On December 16, 2016, the Nuclear Waste Management Organization of Japan (NUMO) and Germany’s DBE Technology GmbH, signed an agreement of cooperation concerning the geological disposal of radioactive wastes. NUMO is an organization specializing in the disposal of high-level radioactive wastes and wastes with high energy beta and gamma rays, while DBE is a waste disposal facility construction and management company. The two organizations plan to exchange information and human resources in a wide range of fields, including disposal site selection.
On December 26, 2016, Shikoku Electric Power applied to the Nuclear Regulatory Commission for approval for its Ikata Nuclear Power Station Unit No. 1 (PWR, 566 MW) decommissioning plan. The decommissioning process is scheduled to take 40 years and cost 40 billion yen, and the resulting amount of low-level radioactive wastes is expected to be 3,060 tons.
On December 16, 2016, the Ministry of Health, Labor and Welfare announced that it had found that a TEPCO employee who developed thyroid cancer is eligible for work compensation. The employee is a male in his forties. He worked at multiple TEPCO nuclear power plants between 1992 and 2012, and was diagnosed with thyroid cancer in April 2014. His total whole-body dose accumulation is 150 mSv, of which 140 mSv is the dose after the Fukushima Daiichi accident of March 2011. About 40 mSv is internal exposure. The employee was working outdoors in the Fukushima Daiichi premises when the reactor buildings of Units 1 and 3 suffered hydrogen explosions.
This is the third case in which a worker has been found eligible for compensation since the Fukushima Daiichi accident. The employee in this article is the first person found eligible as a thyroid cancer patient in which the years before the March 11 accident are included. (In the two other cases, the workers contracted leukemia). The Ministry has for the first time published the criteria for work compensation for thyroid cancer, which is over 100 mSv as accumulated whole-body dose.
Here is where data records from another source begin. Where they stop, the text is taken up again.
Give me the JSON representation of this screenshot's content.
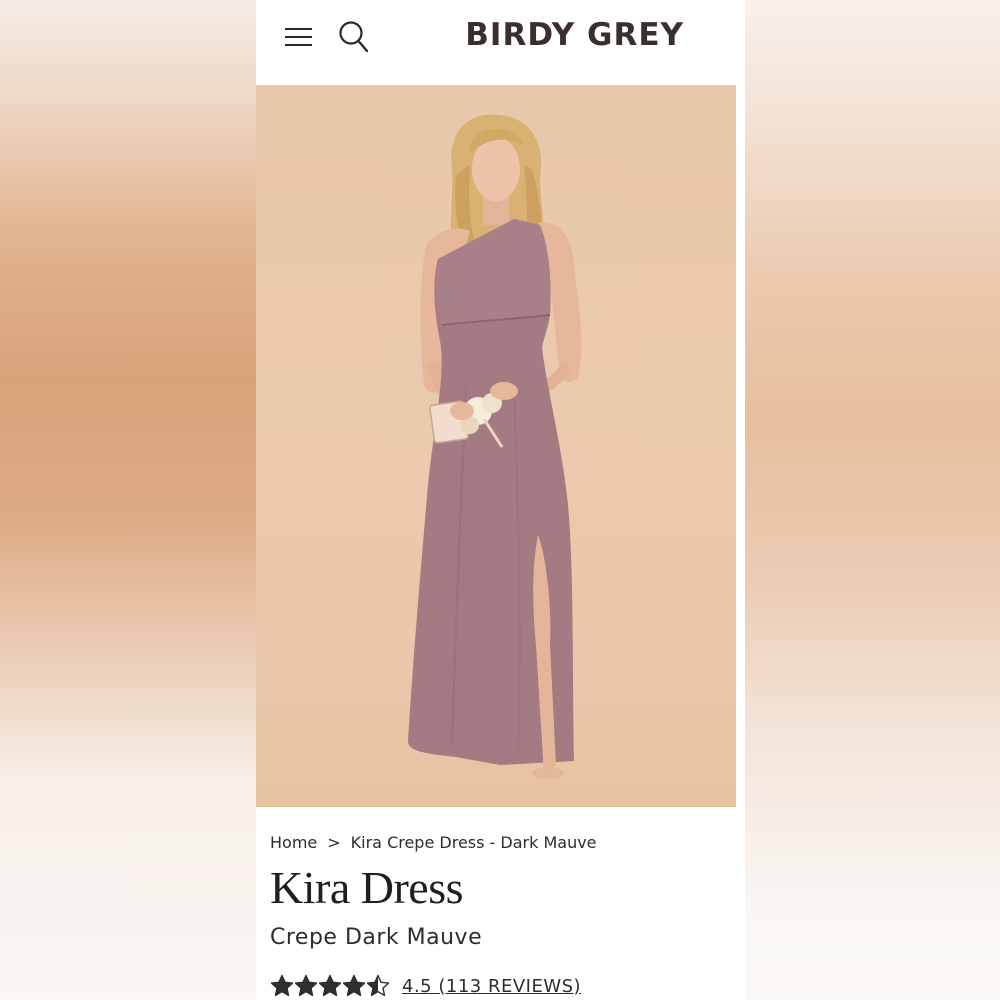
{
  "header": {
    "brand": "BIRDY GREY",
    "menu_icon": "hamburger-menu-icon",
    "search_icon": "search-icon"
  },
  "breadcrumb": {
    "home": "Home",
    "separator": ">",
    "current": "Kira Crepe Dress - Dark Mauve"
  },
  "product": {
    "title": "Kira Dress",
    "subtitle": "Crepe Dark Mauve",
    "rating": 4.5,
    "rating_label": "4.5 (113 REVIEWS)",
    "stars_filled": 4.5,
    "stars_total": 5
  },
  "colors": {
    "dress": "#a47a83",
    "backdrop": "#ebcaae",
    "text": "#2d2d2d",
    "star": "#2f2f2f"
  }
}
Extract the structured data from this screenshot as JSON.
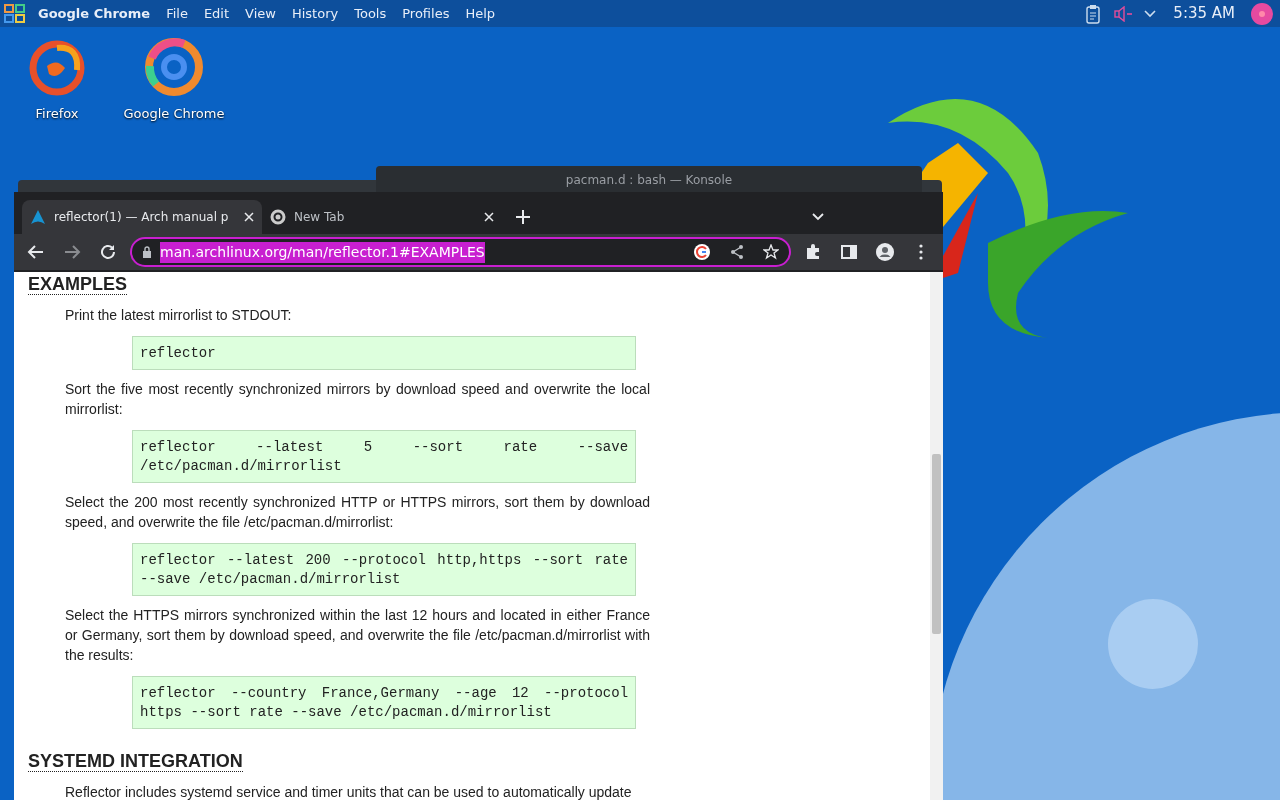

The dose criterion is the same as that used for lung cancer and stomach cancer, but according to the Ministry, when internal exposure is intense locally near the thyroid, the case will be examined separately.
On December 16, 2016, Mitsubishi Heavy Industries issued a release stating that it had made an investment proposal to Areva SA concerning the Areva holding company and New Co, an Areva subsidiary specializing in the nuclear fuel cycle. On the same day, Japan Nuclear Fuel Limited announced that it is also examining similar investment.
MHI plans to invest in Areva NP, a nuclear power generating company whose business performance is deteriorating rapidly.